It may seems strange to see the word for "seven" borrowed around between so many different language families, when the numbers 1-10 are so highly conserved in descendants of Proto-Indo-European. But 10-based number systems seem to not go back as far as you would think. There is evidence that PIE had only recent transitioned from a 5-based to a 10-based number system around the reconstruction period. Circumstantial, but compelling en masse.

  1. There are some unexpected irregularities in descendants of <*septm>, most notably, the lack of the expected /t/ in Germanic <*sebun>.
  2. PIE <*septḿ̥>: "seven" resembles Semitic <*s-b-'tu>: "seven".
  3. Finno-Ugric has definitively borrowed the word for "seven" from Indo-European languages, probably on multiple occassions. In fact, the numbers 1-6 and 10 are highly conserved throughout Finno-Ugric, but 7 is a clear borrowing from IE and 8 and 9 are highly variable.

    Additionally, the common word for 6 is plausibly derived from "one-and-five" (<*ük(t)e> (one) + <*witte> (five) -> <*kutte> (six), and the word for 10 which is common throughout Finno-Ugric, is used for 5 instead in Samoyedic.
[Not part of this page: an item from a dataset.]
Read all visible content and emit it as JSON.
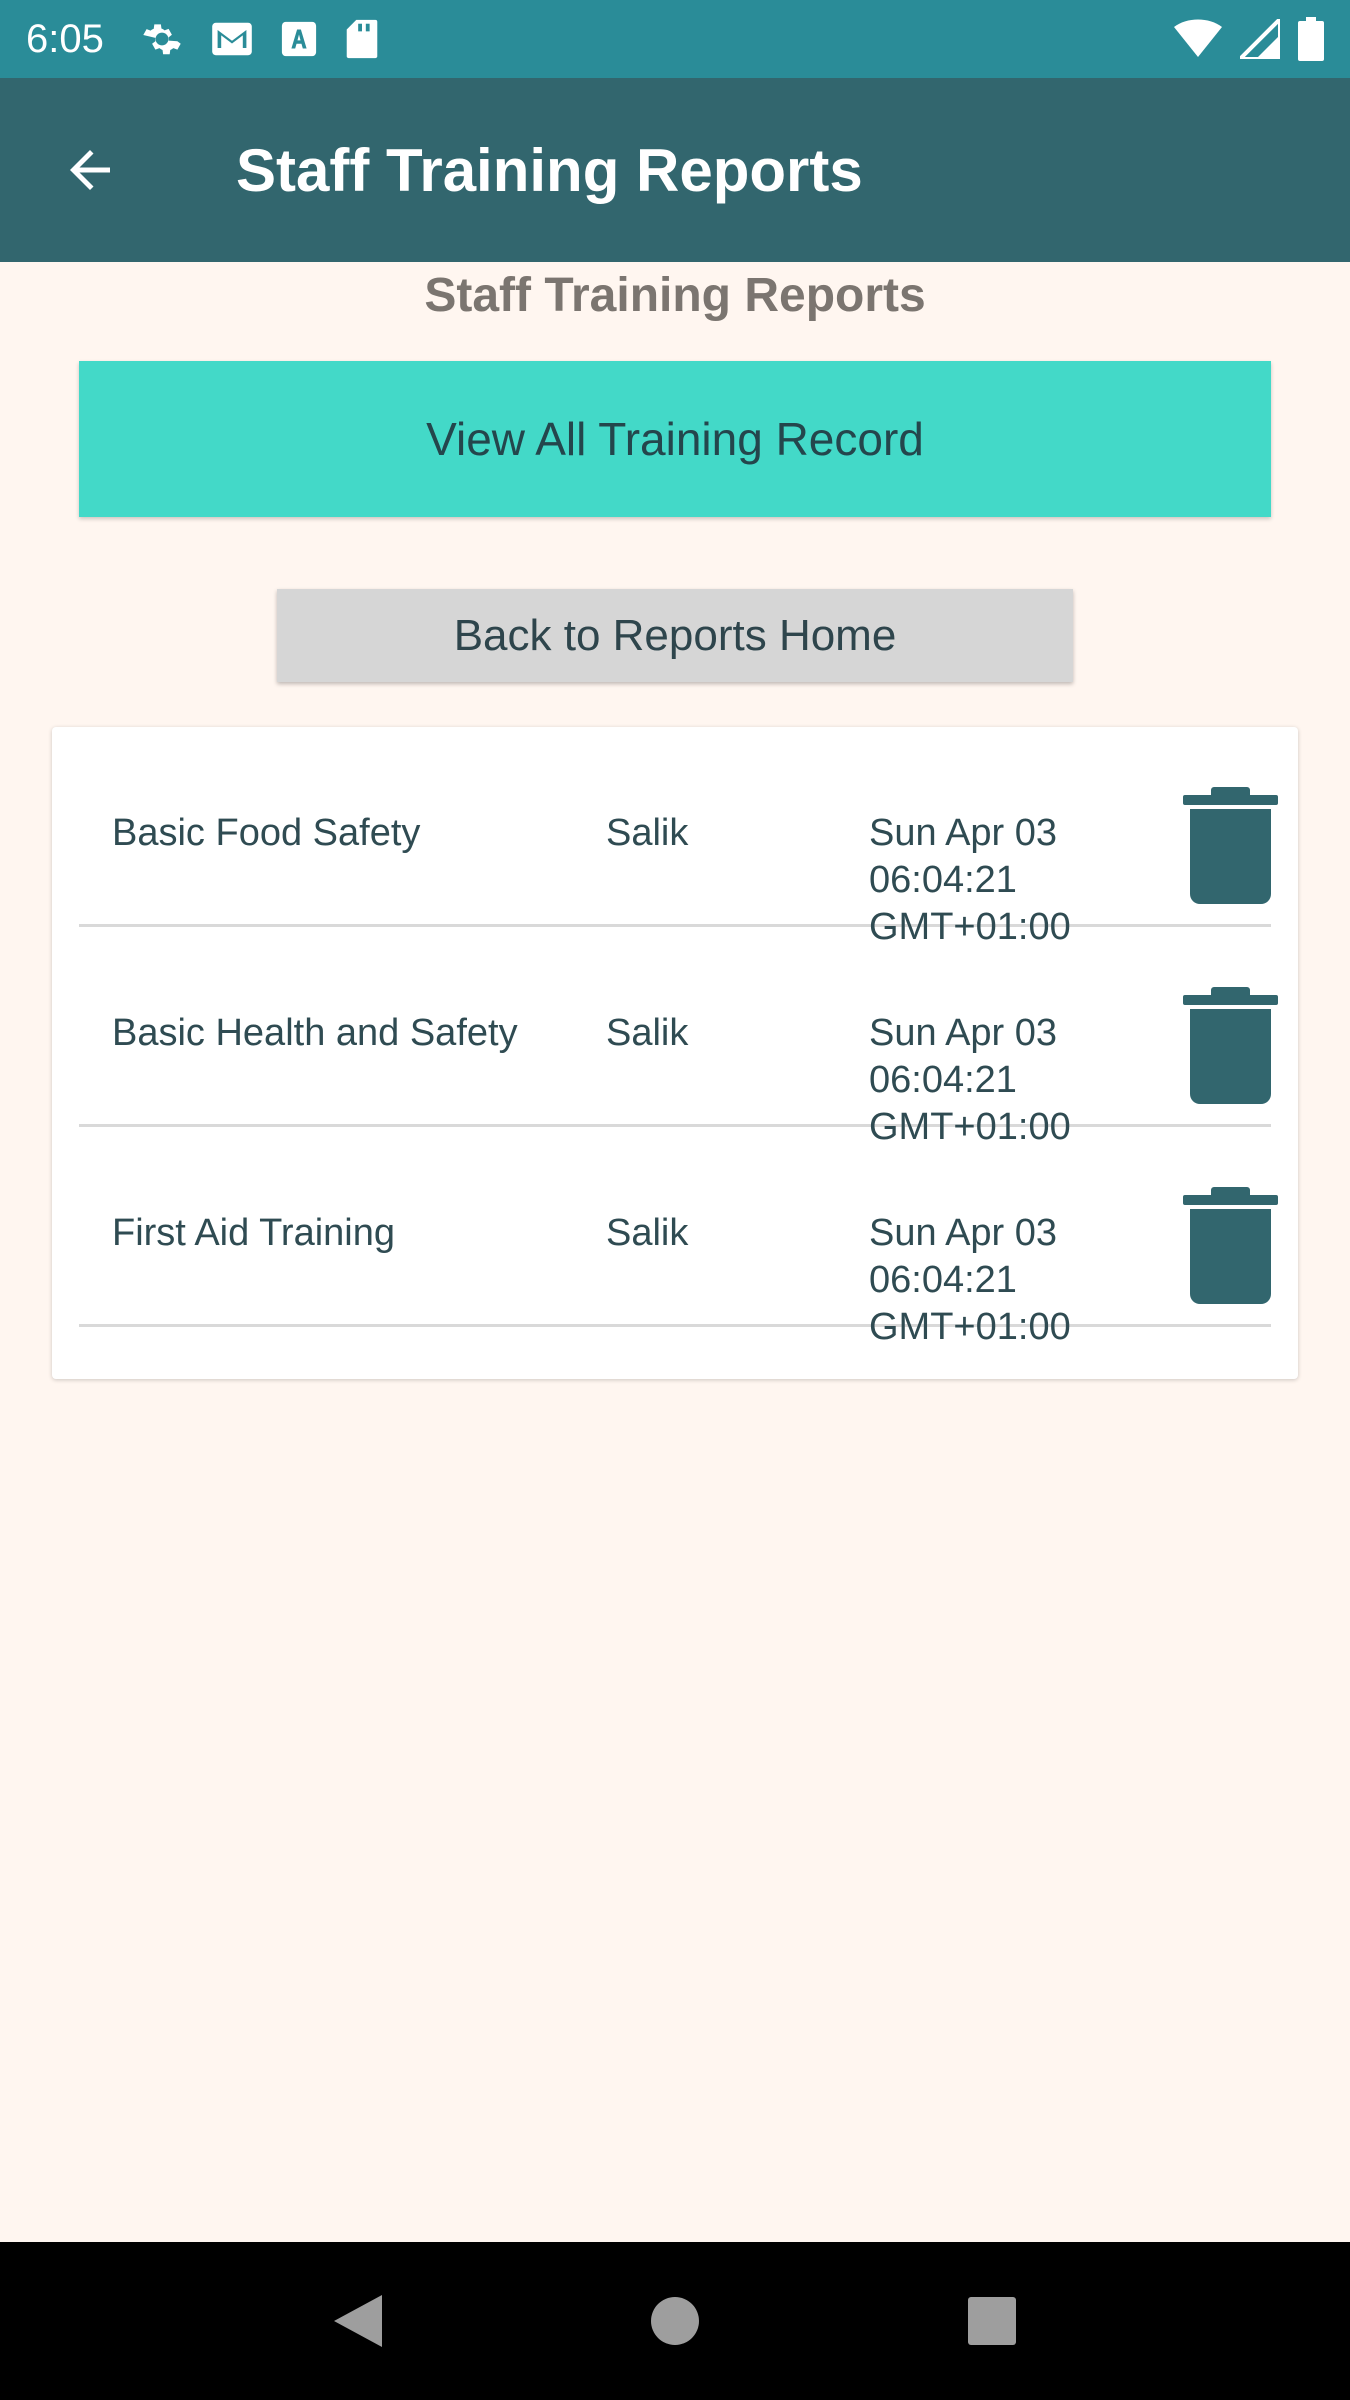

    All together, this suggests a 5-based system in Late Proto-Uralic/Early Proto-Finno-Ugric, and establishes a precedent for PIE transitioning from base 5 to base 10 shortly before the reconstruction period.

  4. PIE <*swéḱs>: "six" is also possibly borrowed from Semitic, compare PIE <*swéḱs> with Semitic words for "six", like Arabic <سِتَّة‎‎> (sitta), Aramaic <שתא‎‎> (štā’), Hebrew <שישה> (shishá).
  5. PIE <*oḱtṓw>: "eight" apparently derives from a dual of an old word for "four".
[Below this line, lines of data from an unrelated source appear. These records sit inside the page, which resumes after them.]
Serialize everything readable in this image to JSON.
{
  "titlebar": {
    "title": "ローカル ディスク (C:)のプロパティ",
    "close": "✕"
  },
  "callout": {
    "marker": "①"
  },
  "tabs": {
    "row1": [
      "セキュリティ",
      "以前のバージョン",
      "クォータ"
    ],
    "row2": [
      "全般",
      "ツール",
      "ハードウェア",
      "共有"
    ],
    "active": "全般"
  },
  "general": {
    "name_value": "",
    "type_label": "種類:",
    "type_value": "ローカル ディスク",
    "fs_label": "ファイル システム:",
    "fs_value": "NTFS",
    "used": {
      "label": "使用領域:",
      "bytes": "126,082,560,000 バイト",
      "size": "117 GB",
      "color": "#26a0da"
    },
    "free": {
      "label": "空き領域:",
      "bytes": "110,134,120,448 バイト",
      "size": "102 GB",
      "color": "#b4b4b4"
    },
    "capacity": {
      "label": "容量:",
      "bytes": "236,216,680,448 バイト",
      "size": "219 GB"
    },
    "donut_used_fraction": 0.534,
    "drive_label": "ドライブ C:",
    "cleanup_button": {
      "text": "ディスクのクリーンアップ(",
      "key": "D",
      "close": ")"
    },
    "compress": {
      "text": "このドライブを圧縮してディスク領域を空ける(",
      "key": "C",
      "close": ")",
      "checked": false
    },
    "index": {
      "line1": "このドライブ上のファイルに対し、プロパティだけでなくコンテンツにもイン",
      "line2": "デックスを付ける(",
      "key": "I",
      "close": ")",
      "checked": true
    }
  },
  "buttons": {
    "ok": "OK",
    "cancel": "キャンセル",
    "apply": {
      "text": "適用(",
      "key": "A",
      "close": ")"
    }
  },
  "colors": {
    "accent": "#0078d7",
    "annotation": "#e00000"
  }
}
    PIE <*(H)óynos>: "one" has the form of a singular. PIE <*dwóh₁>: "two" has the form of a dual. PIE <*tréyes>: "three" and <*kʷetwóres>: "four" are clear plural forms, and possibly <*pénkʷe>: "five", also. <*(s)wéḱs>, <*septḿ̥>, <*(h₁)néwn̥>, and <*déḱm̥t> don't decline like normal nouns or like the numbers 1-4 (maybe 5), do. But <*oḱtṓw> is another dual.

    The singular that this dual corresponds to is also a valid reconstruction from Avestan <𐬀𐬱𐬙𐬌‎> (ašti): "width of four fingers", and seems to have been borrowed by Kartvelian langauges, e.g. Georgian <ოთხი> (otkhi): "four".
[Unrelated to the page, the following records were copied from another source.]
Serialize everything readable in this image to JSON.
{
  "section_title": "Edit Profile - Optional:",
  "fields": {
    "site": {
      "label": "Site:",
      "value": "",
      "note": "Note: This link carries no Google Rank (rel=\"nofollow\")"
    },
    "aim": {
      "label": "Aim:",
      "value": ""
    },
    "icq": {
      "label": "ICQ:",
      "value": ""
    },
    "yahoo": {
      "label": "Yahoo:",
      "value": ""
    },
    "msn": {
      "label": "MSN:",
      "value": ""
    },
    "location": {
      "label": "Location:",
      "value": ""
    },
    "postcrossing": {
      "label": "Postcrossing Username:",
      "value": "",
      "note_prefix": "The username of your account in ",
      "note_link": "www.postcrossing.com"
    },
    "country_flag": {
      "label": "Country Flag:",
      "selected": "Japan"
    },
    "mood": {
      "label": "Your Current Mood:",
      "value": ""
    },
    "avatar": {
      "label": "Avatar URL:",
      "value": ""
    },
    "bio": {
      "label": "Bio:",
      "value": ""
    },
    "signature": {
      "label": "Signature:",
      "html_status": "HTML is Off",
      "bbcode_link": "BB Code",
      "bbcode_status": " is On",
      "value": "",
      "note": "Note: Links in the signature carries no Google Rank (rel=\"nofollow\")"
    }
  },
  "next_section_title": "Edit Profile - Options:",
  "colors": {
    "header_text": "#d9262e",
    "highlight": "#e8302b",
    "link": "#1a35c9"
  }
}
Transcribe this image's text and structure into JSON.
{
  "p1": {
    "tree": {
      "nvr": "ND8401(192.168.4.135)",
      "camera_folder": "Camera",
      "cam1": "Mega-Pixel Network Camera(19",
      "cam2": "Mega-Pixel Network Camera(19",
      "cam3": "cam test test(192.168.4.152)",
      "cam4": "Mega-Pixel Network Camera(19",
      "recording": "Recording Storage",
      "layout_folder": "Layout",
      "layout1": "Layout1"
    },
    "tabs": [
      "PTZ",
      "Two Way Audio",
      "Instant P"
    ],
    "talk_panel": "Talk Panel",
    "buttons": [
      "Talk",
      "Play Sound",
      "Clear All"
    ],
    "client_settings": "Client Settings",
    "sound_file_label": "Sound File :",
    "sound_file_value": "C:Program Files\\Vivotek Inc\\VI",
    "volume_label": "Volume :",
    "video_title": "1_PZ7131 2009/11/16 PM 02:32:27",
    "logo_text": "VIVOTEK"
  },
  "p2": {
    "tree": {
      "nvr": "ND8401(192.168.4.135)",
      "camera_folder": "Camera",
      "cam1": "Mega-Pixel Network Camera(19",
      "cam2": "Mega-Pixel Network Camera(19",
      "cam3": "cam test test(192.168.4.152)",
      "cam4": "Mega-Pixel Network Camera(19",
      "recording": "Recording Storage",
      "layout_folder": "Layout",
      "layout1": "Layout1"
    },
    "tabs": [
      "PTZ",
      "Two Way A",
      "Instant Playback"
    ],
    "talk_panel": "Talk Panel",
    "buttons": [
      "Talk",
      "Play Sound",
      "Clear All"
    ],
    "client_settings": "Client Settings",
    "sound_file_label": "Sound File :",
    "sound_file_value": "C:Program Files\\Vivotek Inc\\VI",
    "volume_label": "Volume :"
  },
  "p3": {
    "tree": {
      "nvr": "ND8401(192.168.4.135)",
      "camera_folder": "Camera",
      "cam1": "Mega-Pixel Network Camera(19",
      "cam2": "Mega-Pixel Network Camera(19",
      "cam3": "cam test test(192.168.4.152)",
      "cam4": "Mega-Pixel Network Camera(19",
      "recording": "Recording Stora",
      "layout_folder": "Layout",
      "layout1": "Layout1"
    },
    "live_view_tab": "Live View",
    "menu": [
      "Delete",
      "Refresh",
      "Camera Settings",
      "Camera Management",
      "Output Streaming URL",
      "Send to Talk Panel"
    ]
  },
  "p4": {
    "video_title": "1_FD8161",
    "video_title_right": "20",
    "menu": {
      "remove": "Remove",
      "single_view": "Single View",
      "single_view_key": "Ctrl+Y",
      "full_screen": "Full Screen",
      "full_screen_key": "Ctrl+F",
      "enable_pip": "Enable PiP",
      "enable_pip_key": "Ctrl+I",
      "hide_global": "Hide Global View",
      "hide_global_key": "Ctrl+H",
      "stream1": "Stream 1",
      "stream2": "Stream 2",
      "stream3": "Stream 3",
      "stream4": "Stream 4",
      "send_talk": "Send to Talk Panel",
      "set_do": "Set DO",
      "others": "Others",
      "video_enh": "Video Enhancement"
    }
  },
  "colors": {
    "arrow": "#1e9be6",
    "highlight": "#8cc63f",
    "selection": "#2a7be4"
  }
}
  6. PIE <*h₁néwn̥>: "nine", looks a little bit like it literally means "lacking one". Not compelling on its own, but more so when combined with the evidence that 6-8 are relatively new plus similar constructions in other languages: cf. Finnish <yhdeksän>: "nine", but literally "one less", Bantu <isishiyagalolunye>: "nine", lit. "leave behind one", and Cree <kêkâ-mitâtaht>: "nine", lit. "almost ten".
  7. Extensions of 5-based systems into 10-based systems can also be seen in the numbers systems of Sumerian, Mayan, Cree, Inuit, Bantu, and Proto-Austronesian number words. Based on comparing Samoyedic to the rst of Uralic, Early Proto-Uralic looks like it had transitioned from 3-based to 5-based, shortly before it started moving to 10-based. Ngaanyatjarra in Australia still has a 3-based number system. "five" is <kutjarra-marnkurra>: "two-three".